Exhibits focus on various themes such as Beer Goes to War and Prohibition. Antique beer-making equipment is displayed throughout, some of it in a ground-floor cave where the beer was stored in the days before electric refrigeration was available.
Many of the exhibits are interactive, featuring audio and video stations. An all-inclusive self-guided tour ends with samples of the Potosi Brewery beer that is once again brewed on site. The brewery’s own Potosi Root Beer is also available for post-tour sampling.
Triple Attraction The National Brewery Museum is just one portion of this multi-faceted attraction. The historic brewery building is also home to the Potosi Brewing Company Transportation Museum, which explores the role transportation played in the brewing and marketing of Potosi beer.
The nearby Mississippi River once played a huge part in meeting the area’s transportation needs, so it’s no surprise that the facility was also selected to house one of the interpretive centers that connect the historic settings along the Mississippi River. As such, the Potosi Brewery Interpretive Center welcomes guests traveling along the Wisconsin corridor of the Great River Road.

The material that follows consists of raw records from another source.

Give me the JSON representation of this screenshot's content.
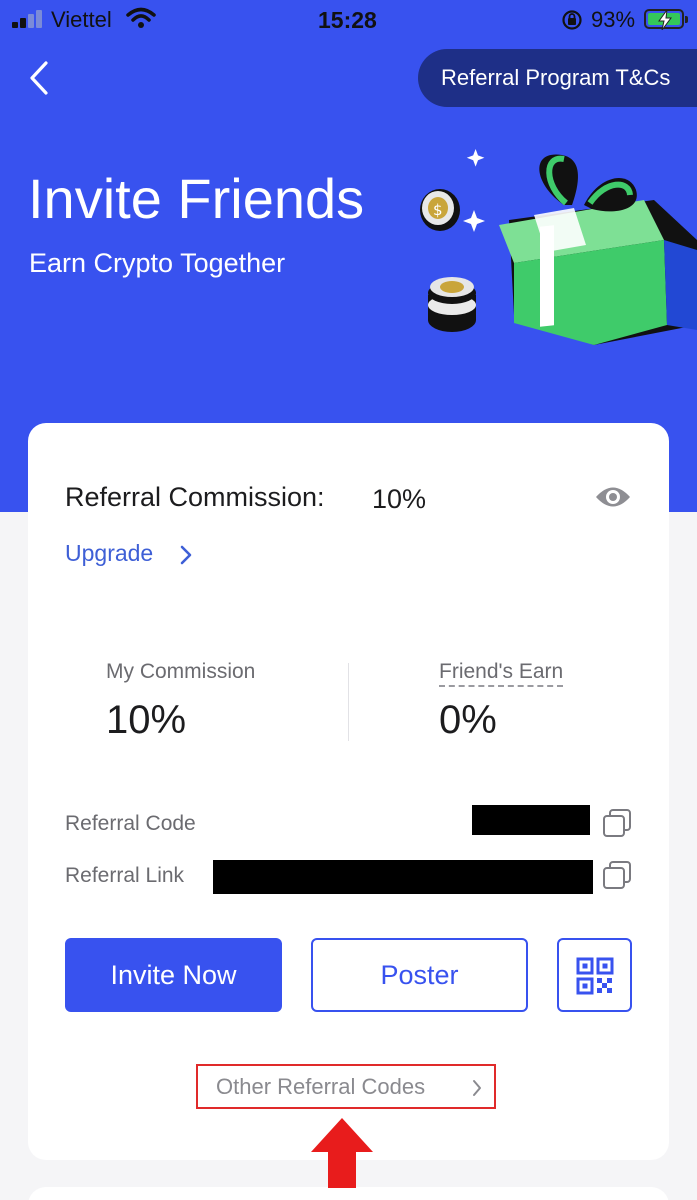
{
  "status_bar": {
    "carrier": "Viettel",
    "time": "15:28",
    "battery_percent": "93%",
    "battery_level": 0.93,
    "icons": [
      "signal-icon",
      "wifi-icon",
      "rotation-lock-icon",
      "battery-charging-icon"
    ]
  },
  "header": {
    "back_icon": "chevron-left-icon",
    "tcs_label": "Referral Program T&Cs",
    "title": "Invite Friends",
    "subtitle": "Earn Crypto Together",
    "illustration": "gift-box-with-coins"
  },
  "referral": {
    "commission_label": "Referral Commission:",
    "commission_value": "10%",
    "eye_icon": "eye-icon",
    "upgrade_label": "Upgrade",
    "my_commission_label": "My Commission",
    "my_commission_value": "10%",
    "friends_earn_label": "Friend's Earn",
    "friends_earn_value": "0%",
    "code_label": "Referral Code",
    "link_label": "Referral Link",
    "copy_icon": "copy-icon"
  },
  "actions": {
    "invite_label": "Invite Now",
    "poster_label": "Poster",
    "qr_icon": "qr-code-icon",
    "other_codes_label": "Other Referral Codes"
  },
  "colors": {
    "brand_blue": "#3852ef",
    "dark_blue": "#1e2f87",
    "highlight_red": "#e02a2a",
    "link_blue": "#3e5fd6"
  }
}
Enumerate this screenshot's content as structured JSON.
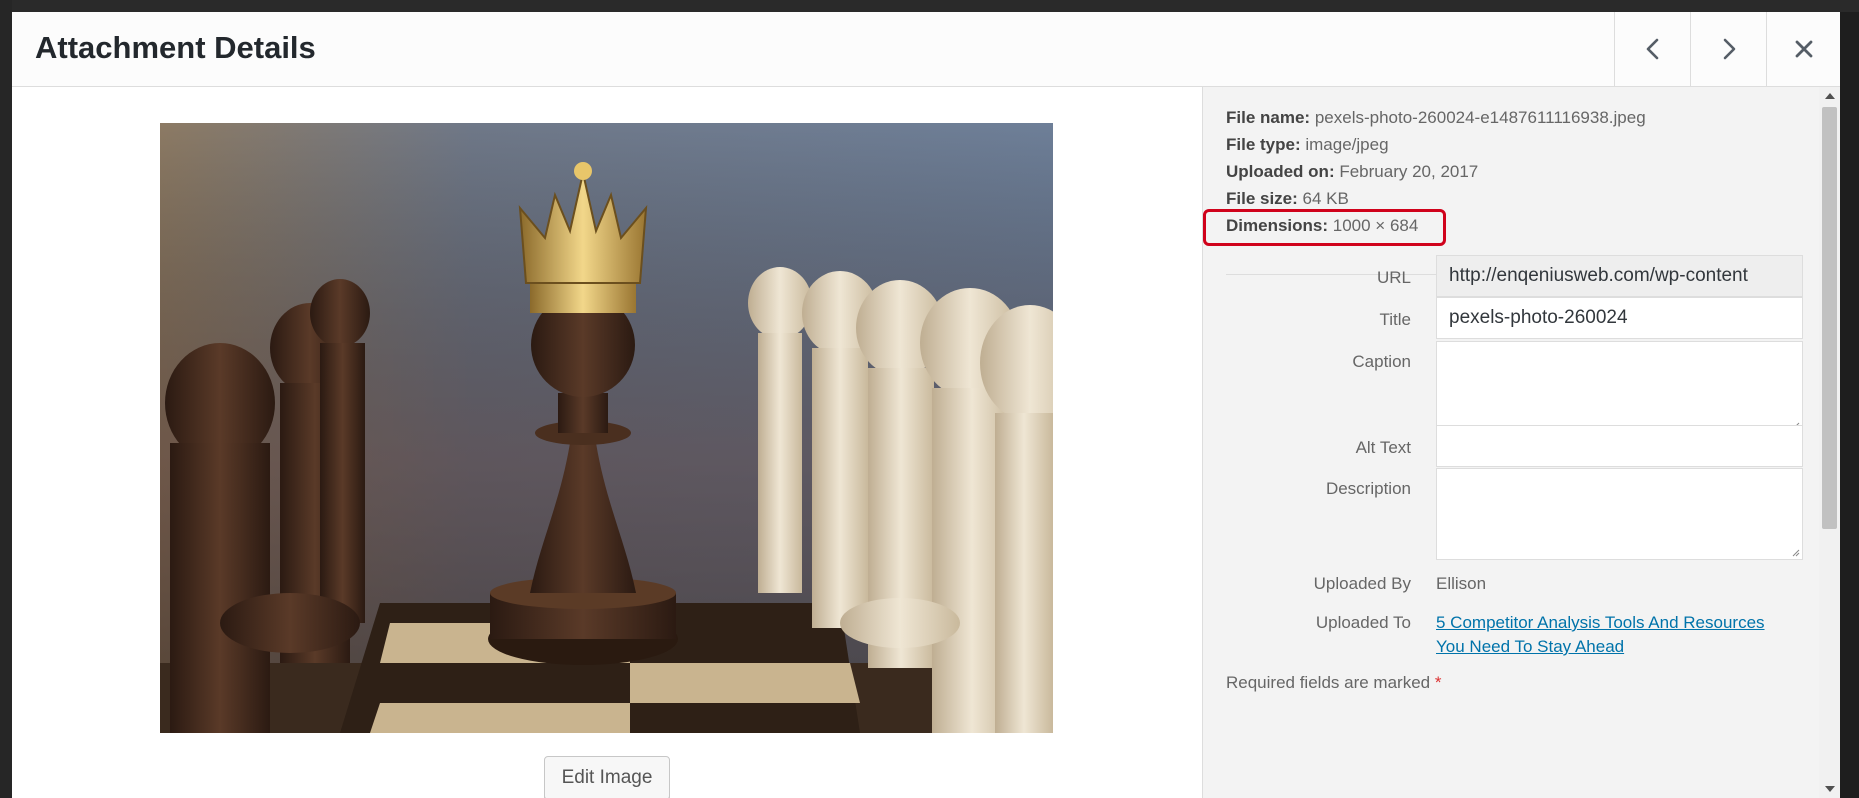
{
  "header": {
    "title": "Attachment Details",
    "prev_icon": "chevron-left-icon",
    "next_icon": "chevron-right-icon",
    "close_icon": "close-icon"
  },
  "media": {
    "image_subject": "chess pieces: dark pawn wearing a gold crown between rows of dark and light pawns on a chessboard",
    "edit_label": "Edit Image"
  },
  "meta": {
    "file_name_label": "File name:",
    "file_name": "pexels-photo-260024-e1487611116938.jpeg",
    "file_type_label": "File type:",
    "file_type": "image/jpeg",
    "uploaded_on_label": "Uploaded on:",
    "uploaded_on": "February 20, 2017",
    "file_size_label": "File size:",
    "file_size": "64 KB",
    "dimensions_label": "Dimensions:",
    "dimensions": "1000 × 684"
  },
  "fields": {
    "url_label": "URL",
    "url_value": "http://enqeniusweb.com/wp-content",
    "title_label": "Title",
    "title_value": "pexels-photo-260024",
    "caption_label": "Caption",
    "caption_value": "",
    "alt_label": "Alt Text",
    "alt_value": "",
    "description_label": "Description",
    "description_value": "",
    "uploaded_by_label": "Uploaded By",
    "uploaded_by_value": "Ellison",
    "uploaded_to_label": "Uploaded To",
    "uploaded_to_line1": "5 Competitor Analysis Tools And Resources",
    "uploaded_to_line2": "You Need To Stay Ahead"
  },
  "footer": {
    "required_text": "Required fields are marked",
    "required_star": "*"
  },
  "colors": {
    "accent_link": "#0073aa",
    "highlight": "#d0021b",
    "required_star": "#dc3232"
  }
}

Also on site and available for tours is a state-of-the-art production facility, opened in 2015. This is where Good Old Potosi Beer is made, and where beer for a growing number of other breweries is made as well.
Then and Now Walking through the restored building, it’s easy to imagine what the original Potosi Brewery facility was like in the mid 1800s when it was a thriving brewery the first time around. It was founded in 1852 by Gabriel Hail and John Albrecht, who produced beer for a mostly local crowd. Adam Schumacher bought the brewery in 1886, and along with his brothers Nicholas and Henry, renamed it the Potosi Brewing Company in 1906.

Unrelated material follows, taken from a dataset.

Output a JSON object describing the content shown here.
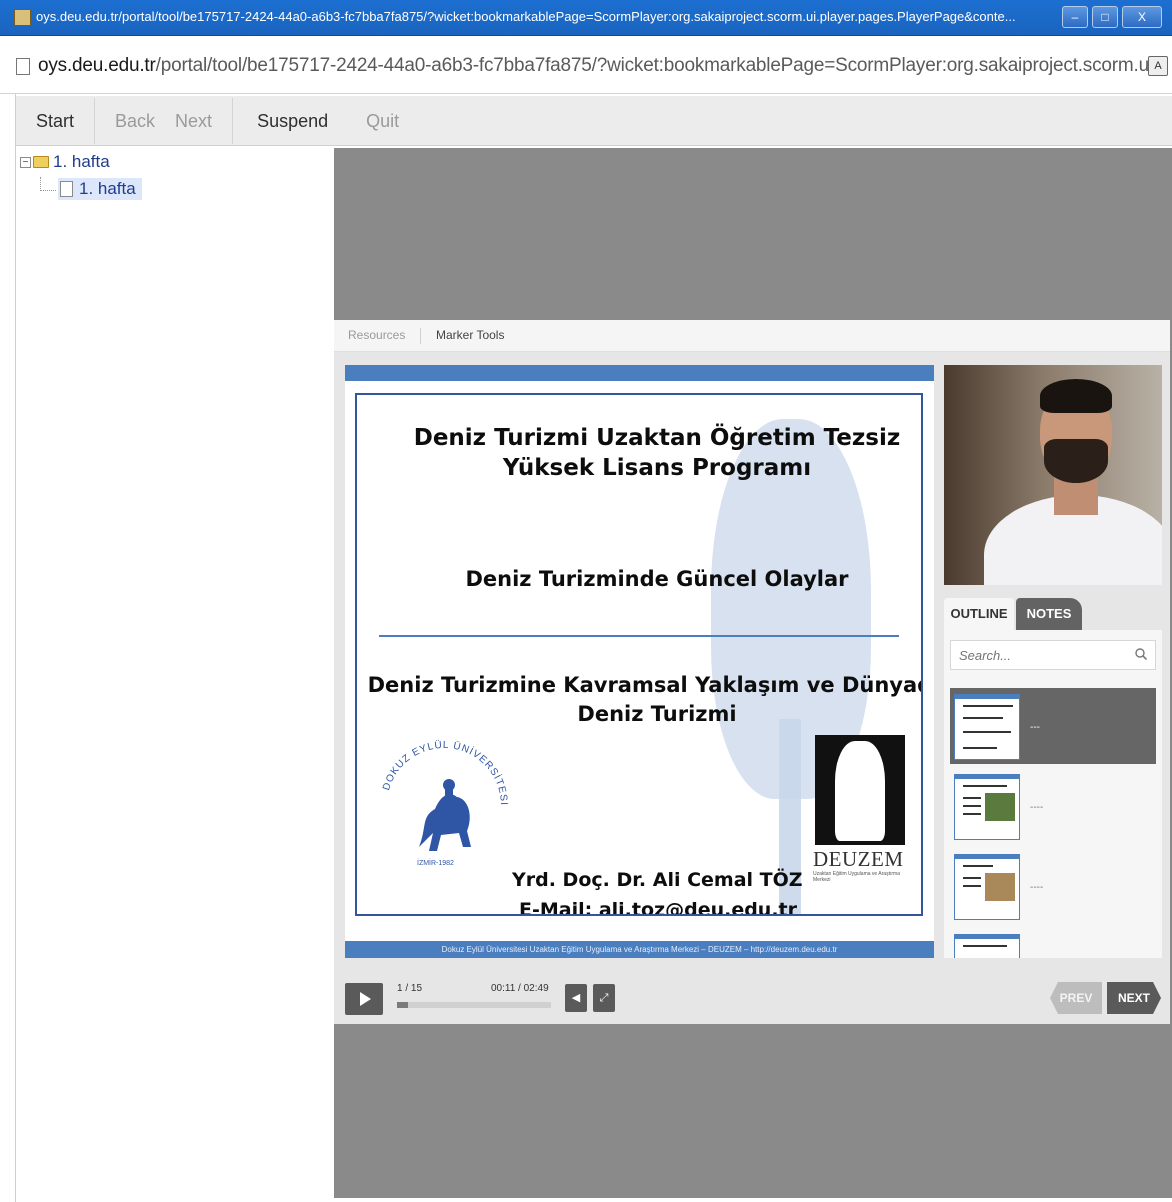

At its peak, the Potosi Brewery was the fifth largest brewery in Wisconsin, producing labels including Good Old Potosi, Holiday, and Garten Brau, and marketing them throughout the country. The company ceased operations in 1972, and the building fell into disrepair.
Fund-raising for restoral began in 2000, when the Potosi Brewery Foundation was founded, and the doors opened again in 2008.

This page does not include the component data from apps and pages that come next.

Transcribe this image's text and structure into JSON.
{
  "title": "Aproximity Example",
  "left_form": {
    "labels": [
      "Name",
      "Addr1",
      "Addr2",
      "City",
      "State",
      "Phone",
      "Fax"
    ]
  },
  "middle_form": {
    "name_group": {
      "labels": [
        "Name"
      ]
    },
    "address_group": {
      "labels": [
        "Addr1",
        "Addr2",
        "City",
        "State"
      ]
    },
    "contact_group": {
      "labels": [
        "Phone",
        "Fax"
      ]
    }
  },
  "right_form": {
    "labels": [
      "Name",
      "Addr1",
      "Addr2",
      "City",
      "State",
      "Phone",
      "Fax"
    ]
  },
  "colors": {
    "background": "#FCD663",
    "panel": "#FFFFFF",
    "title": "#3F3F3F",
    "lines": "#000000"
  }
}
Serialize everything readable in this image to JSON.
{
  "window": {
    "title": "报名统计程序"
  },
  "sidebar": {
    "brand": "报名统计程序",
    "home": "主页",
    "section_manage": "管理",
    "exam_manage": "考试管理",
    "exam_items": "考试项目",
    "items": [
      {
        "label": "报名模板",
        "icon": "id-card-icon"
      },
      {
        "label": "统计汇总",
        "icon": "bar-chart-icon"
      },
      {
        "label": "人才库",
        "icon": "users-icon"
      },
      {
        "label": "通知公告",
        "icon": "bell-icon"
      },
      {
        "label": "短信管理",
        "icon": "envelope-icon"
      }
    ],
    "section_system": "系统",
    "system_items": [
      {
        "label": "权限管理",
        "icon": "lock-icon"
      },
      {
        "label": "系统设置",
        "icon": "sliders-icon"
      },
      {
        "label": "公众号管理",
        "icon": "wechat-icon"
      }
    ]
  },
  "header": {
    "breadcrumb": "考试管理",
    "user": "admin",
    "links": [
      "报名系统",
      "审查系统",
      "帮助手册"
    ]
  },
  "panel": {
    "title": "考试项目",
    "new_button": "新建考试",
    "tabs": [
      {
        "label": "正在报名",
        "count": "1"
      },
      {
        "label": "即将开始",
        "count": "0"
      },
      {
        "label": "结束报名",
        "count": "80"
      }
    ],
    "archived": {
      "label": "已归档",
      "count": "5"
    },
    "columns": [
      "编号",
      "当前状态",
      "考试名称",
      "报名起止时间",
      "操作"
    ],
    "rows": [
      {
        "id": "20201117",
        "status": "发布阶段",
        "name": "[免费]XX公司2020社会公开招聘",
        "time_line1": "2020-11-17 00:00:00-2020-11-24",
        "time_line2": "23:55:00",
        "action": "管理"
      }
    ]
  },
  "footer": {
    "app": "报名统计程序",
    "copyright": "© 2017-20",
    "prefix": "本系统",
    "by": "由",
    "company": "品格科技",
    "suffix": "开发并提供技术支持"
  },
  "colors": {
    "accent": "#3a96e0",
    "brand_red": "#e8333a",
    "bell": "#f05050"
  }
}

Frank Fiorenza, a member of the foundation’s board of directors, was part of a local team that met with members of the American Breweriana Association in 2003 to discuss potential locations for a planned national museum. Representatives from St. Louis and Milwaukee were also invited to lobby on behalf of their own cities. The Potosi crew’s pitch stood out.
“We had a building, and the other two cities didn’t,” Fiorenza said. “We also had done a feasibility study. They hadn’t.”
Breweriana representatives visited Potosi and toured the old brewery building, which was still in early stages of restoration. Later, the group toured Potosi’s fire and rescue facility, where talk turned to how the village itself fully funded the building and all its equipment through grants, contributions from community organizations, and personal donations.
“After that meeting the Breweriana president said, ‘If a community of 700 can have a building like this, then I believe you can restore that building [the brewery]too,’ ” Fiorenza said.
The National Brewery Museum and its sister attractions now draw visitors from all over the world, especially during the summer when guests can wrap up a tour by sipping Good Old Potosi Beer or Potosi Root Beer on the deck outside the family-friendly Brew Pub and Restaurant.
Fortunately, the summer season begins early here, with the full seven-day-a-week schedule returning April 1. That leaves plenty of opportunity to take in this unique museum, filled with a big-city collection and small-town charm.—Mary Erickson
The Potosi Brewery, with its museums and restaurant, is located at 209 South Main Street, Potosi. For more information including hours and tour packages, visit potosibrewery.com or call 608-763-4002.